- **Problem requirements**
Without skipping anything, print all of the data exactly.

- **Available data**
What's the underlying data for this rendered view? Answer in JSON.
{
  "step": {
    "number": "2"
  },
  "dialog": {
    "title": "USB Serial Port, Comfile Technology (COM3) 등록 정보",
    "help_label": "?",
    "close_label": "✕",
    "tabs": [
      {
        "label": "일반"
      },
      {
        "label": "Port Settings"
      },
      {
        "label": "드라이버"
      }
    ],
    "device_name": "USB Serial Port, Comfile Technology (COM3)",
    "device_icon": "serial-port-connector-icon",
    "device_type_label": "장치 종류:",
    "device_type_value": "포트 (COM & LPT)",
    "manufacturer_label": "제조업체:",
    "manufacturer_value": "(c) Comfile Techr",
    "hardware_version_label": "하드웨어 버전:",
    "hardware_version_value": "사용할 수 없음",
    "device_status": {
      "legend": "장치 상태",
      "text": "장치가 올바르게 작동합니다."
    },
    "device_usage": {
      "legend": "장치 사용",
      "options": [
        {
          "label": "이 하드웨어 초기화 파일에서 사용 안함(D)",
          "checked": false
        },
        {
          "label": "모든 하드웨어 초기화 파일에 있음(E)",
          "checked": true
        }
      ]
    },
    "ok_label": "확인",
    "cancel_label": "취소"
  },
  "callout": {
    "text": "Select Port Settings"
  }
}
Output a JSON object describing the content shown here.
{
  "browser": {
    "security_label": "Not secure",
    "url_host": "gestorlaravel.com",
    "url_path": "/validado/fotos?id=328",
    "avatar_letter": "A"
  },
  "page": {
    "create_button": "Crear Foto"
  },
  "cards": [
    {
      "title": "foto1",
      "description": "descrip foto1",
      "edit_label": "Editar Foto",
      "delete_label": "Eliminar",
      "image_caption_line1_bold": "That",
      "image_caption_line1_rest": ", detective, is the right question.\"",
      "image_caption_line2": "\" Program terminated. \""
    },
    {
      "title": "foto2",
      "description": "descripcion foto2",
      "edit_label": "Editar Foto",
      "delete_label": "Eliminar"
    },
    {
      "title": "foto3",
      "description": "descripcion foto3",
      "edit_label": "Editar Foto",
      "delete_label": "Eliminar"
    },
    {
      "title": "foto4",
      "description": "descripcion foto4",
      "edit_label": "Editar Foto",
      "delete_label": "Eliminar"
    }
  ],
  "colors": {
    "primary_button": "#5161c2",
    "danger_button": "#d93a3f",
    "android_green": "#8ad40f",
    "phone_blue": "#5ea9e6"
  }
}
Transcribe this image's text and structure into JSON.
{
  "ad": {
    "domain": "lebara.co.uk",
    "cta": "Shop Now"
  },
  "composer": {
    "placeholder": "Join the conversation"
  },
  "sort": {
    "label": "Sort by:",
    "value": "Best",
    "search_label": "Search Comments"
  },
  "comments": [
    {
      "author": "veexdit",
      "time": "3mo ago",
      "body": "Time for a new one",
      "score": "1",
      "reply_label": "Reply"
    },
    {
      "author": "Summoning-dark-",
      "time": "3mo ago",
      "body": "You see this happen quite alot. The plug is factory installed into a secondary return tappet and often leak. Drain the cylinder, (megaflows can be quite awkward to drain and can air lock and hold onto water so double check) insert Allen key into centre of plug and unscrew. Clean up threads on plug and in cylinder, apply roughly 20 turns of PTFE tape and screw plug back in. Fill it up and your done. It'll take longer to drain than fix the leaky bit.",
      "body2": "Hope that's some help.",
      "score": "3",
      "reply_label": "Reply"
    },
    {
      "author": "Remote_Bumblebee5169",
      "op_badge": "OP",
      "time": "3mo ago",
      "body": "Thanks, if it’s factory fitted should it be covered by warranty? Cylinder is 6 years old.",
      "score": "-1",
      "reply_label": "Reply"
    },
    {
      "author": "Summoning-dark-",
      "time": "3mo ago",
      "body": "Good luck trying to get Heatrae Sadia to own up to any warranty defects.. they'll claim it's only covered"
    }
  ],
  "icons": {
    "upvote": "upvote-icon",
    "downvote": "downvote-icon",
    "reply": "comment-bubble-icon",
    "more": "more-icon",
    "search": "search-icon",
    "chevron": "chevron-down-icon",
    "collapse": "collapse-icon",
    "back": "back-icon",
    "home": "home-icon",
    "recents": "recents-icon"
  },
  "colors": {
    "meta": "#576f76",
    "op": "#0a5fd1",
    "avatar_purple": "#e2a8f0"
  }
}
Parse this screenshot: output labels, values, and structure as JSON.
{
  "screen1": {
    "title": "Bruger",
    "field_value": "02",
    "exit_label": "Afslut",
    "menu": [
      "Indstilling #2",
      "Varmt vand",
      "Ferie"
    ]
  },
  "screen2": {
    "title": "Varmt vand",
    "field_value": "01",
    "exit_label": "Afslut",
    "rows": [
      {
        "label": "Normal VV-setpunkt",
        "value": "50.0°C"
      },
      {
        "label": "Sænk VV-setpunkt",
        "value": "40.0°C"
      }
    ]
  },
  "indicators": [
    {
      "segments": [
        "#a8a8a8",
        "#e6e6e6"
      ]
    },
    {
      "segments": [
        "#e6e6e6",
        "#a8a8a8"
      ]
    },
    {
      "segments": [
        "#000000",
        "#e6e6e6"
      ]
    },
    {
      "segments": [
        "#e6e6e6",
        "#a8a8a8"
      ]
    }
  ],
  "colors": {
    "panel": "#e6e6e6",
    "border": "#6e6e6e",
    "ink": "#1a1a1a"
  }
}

- **Answer section**
What's the underlying data for this rendered view? Answer in JSON.
{
  "step": {
    "number": "2"
  },
  "dialog": {
    "title": "USB Serial Port, Comfile Technology (COM3) 등록 정보",
    "help_label": "?",
    "close_label": "✕",
    "tabs": [
      {
        "label": "일반"
      },
      {
        "label": "Port Settings"
      },
      {
        "label": "드라이버"
      }
    ],
    "device_name": "USB Serial Port, Comfile Technology (COM3)",
    "device_icon": "serial-port-connector-icon",
    "device_type_label": "장치 종류:",
    "device_type_value": "포트 (COM & LPT)",
    "manufacturer_label": "제조업체:",
    "manufacturer_value": "(c) Comfile Techr",
    "hardware_version_label": "하드웨어 버전:",
    "hardware_version_value": "사용할 수 없음",
    "device_status": {
      "legend": "장치 상태",
      "text": "장치가 올바르게 작동합니다."
    },
    "device_usage": {
      "legend": "장치 사용",
      "options": [
        {
          "label": "이 하드웨어 초기화 파일에서 사용 안함(D)",
          "checked": false
        },
        {
          "label": "모든 하드웨어 초기화 파일에 있음(E)",
          "checked": true
        }
      ]
    },
    "ok_label": "확인",
    "cancel_label": "취소"
  },
  "callout": {
    "text": "Select Port Settings"
  }
}
Output a JSON object describing the content shown here.
{
  "browser": {
    "security_label": "Not secure",
    "url_host": "gestorlaravel.com",
    "url_path": "/validado/fotos?id=328",
    "avatar_letter": "A"
  },
  "page": {
    "create_button": "Crear Foto"
  },
  "cards": [
    {
      "title": "foto1",
      "description": "descrip foto1",
      "edit_label": "Editar Foto",
      "delete_label": "Eliminar",
      "image_caption_line1_bold": "That",
      "image_caption_line1_rest": ", detective, is the right question.\"",
      "image_caption_line2": "\" Program terminated. \""
    },
    {
      "title": "foto2",
      "description": "descripcion foto2",
      "edit_label": "Editar Foto",
      "delete_label": "Eliminar"
    },
    {
      "title": "foto3",
      "description": "descripcion foto3",
      "edit_label": "Editar Foto",
      "delete_label": "Eliminar"
    },
    {
      "title": "foto4",
      "description": "descripcion foto4",
      "edit_label": "Editar Foto",
      "delete_label": "Eliminar"
    }
  ],
  "colors": {
    "primary_button": "#5161c2",
    "danger_button": "#d93a3f",
    "android_green": "#8ad40f",
    "phone_blue": "#5ea9e6"
  }
}
Transcribe this image's text and structure into JSON.
{
  "ad": {
    "domain": "lebara.co.uk",
    "cta": "Shop Now"
  },
  "composer": {
    "placeholder": "Join the conversation"
  },
  "sort": {
    "label": "Sort by:",
    "value": "Best",
    "search_label": "Search Comments"
  },
  "comments": [
    {
      "author": "veexdit",
      "time": "3mo ago",
      "body": "Time for a new one",
      "score": "1",
      "reply_label": "Reply"
    },
    {
      "author": "Summoning-dark-",
      "time": "3mo ago",
      "body": "You see this happen quite alot. The plug is factory installed into a secondary return tappet and often leak. Drain the cylinder, (megaflows can be quite awkward to drain and can air lock and hold onto water so double check) insert Allen key into centre of plug and unscrew. Clean up threads on plug and in cylinder, apply roughly 20 turns of PTFE tape and screw plug back in. Fill it up and your done. It'll take longer to drain than fix the leaky bit.",
      "body2": "Hope that's some help.",
      "score": "3",
      "reply_label": "Reply"
    },
    {
      "author": "Remote_Bumblebee5169",
      "op_badge": "OP",
      "time": "3mo ago",
      "body": "Thanks, if it’s factory fitted should it be covered by warranty? Cylinder is 6 years old.",
      "score": "-1",
      "reply_label": "Reply"
    },
    {
      "author": "Summoning-dark-",
      "time": "3mo ago",
      "body": "Good luck trying to get Heatrae Sadia to own up to any warranty defects.. they'll claim it's only covered"
    }
  ],
  "icons": {
    "upvote": "upvote-icon",
    "downvote": "downvote-icon",
    "reply": "comment-bubble-icon",
    "more": "more-icon",
    "search": "search-icon",
    "chevron": "chevron-down-icon",
    "collapse": "collapse-icon",
    "back": "back-icon",
    "home": "home-icon",
    "recents": "recents-icon"
  },
  "colors": {
    "meta": "#576f76",
    "op": "#0a5fd1",
    "avatar_purple": "#e2a8f0"
  }
}
Parse this screenshot: output labels, values, and structure as JSON.
{
  "screen1": {
    "title": "Bruger",
    "field_value": "02",
    "exit_label": "Afslut",
    "menu": [
      "Indstilling #2",
      "Varmt vand",
      "Ferie"
    ]
  },
  "screen2": {
    "title": "Varmt vand",
    "field_value": "01",
    "exit_label": "Afslut",
    "rows": [
      {
        "label": "Normal VV-setpunkt",
        "value": "50.0°C"
      },
      {
        "label": "Sænk VV-setpunkt",
        "value": "40.0°C"
      }
    ]
  },
  "indicators": [
    {
      "segments": [
        "#a8a8a8",
        "#e6e6e6"
      ]
    },
    {
      "segments": [
        "#e6e6e6",
        "#a8a8a8"
      ]
    },
    {
      "segments": [
        "#000000",
        "#e6e6e6"
      ]
    },
    {
      "segments": [
        "#e6e6e6",
        "#a8a8a8"
      ]
    }
  ],
  "colors": {
    "panel": "#e6e6e6",
    "border": "#6e6e6e",
    "ink": "#1a1a1a"
  }
}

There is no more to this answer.